Moey Dimples, the Saratoga numbers man who had been a friend to Lepke since their days strong-arming cart vendors, was one of the few people who Lepke still trusted. So Lepke had little reason to doubt Dimples when he approached Judge Louis with some good news.
"A deal has been struck," Moey told his old pal. "If you surrender to Hoover, the feds won't turn you over to Dewey."
Lepke was ecstatic. He was facing a ten-to-15-year sentence in Leavenworth if he gave up to the feds, but that sure beat the electric chair. He agreed to turn himself in directly to the FBI.

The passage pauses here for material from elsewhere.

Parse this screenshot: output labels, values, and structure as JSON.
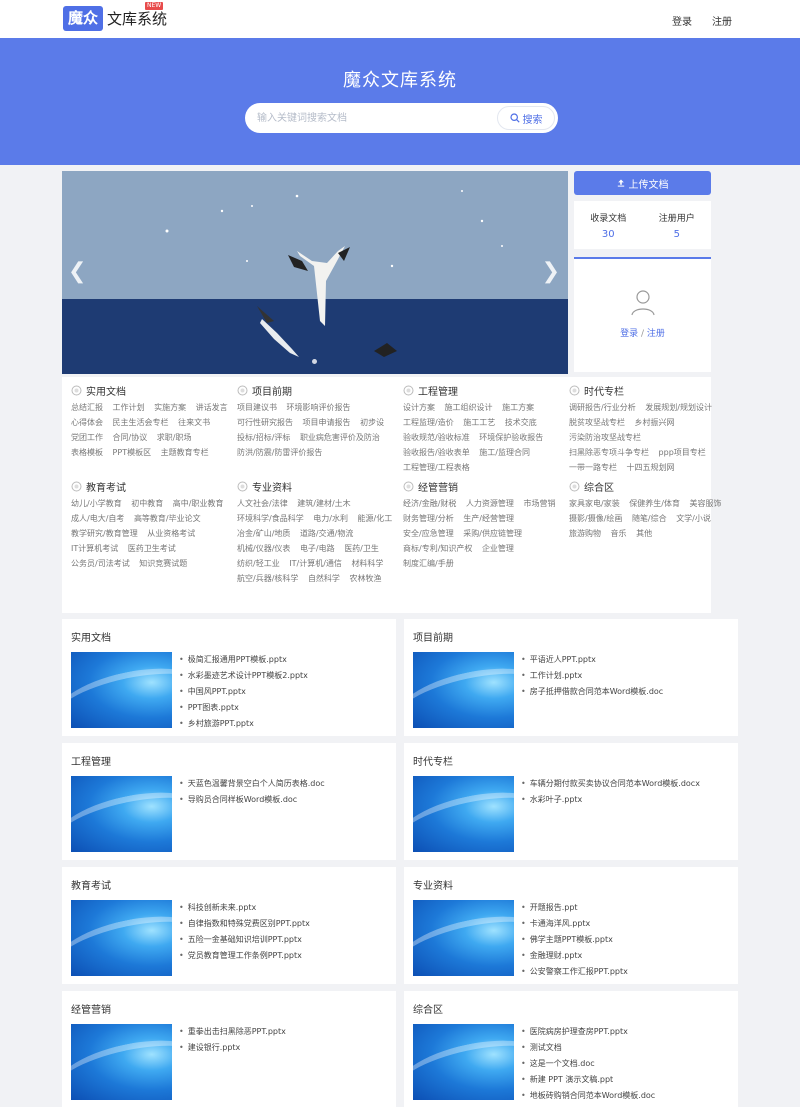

With Albert Anastasia at the wheel and Louis Capone's sister-in-law and her son as cover, Louis "Lepke" Buchalter left his Coney Island hideout and traveled over the Brooklyn Bridge through the Manhattan warehouse district. It was a hot August evening and to any observers the quartet looked like a group of city dwellers out for a ride. Anastasia, who had cautioned Lepke against surrendering, navigated through the streets until he spotted the car he was looking for. Anastasia pulled over and parked.
Lepke walked over to the waiting car and sat in the back. Waiting for him was Walter Winchell, the syndicated columnist for the New York Daily Mirror. From nearby, a heavy set man joined the newspaperman and the racketeer in the car. It was J. Edgar Hoover, himself.
Then the other shoe dropped. Hoover informed Lepke that he had been set-up; Dimples never worked out a deal with the feds and that it was very likely that once Lepke finished his term in Leavenworth, the sovereign state of New York would be waiting for him.
Moey Dimples, the man who had been with Lepke from the beginning, had sold his friend a bill of goods. He owed Lepke, and it was a debt Judge Louis would make sure was paid with interest. Lepke was on death row when it happened, but one evening in 1943, a gunfight erupted in a New York restaurant and a man would die. Moey Dimples and Louis Buchalter finally were even.